--- WHAT TO WORK ON ---
Filter the entries for the word "אותי". Copy each line that has it.

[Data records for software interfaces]
Start of Block

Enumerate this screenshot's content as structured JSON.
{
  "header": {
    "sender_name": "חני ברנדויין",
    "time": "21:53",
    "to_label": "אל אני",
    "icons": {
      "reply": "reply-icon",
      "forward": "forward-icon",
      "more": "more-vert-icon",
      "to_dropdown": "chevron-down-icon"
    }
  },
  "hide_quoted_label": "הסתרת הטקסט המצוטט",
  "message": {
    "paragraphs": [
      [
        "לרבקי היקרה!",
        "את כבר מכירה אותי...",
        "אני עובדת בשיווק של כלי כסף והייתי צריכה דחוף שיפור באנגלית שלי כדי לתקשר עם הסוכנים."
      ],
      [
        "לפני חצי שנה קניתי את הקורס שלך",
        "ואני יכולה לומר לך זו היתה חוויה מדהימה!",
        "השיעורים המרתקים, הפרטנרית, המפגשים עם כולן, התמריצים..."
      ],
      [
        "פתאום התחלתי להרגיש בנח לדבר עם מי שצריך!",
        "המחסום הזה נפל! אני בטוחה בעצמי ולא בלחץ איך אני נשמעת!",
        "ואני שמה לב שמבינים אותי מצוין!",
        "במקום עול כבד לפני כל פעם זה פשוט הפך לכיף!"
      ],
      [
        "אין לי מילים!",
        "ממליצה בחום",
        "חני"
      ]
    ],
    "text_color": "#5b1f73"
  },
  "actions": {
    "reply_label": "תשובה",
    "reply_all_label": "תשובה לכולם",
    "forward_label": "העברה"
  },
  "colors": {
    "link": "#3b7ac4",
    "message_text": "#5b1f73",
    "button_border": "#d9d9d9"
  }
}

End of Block

--- OUTPUT BELOW ---
        "את כבר מכירה אותי...",
        "ואני שמה לב שמבינים אותי מצוין!",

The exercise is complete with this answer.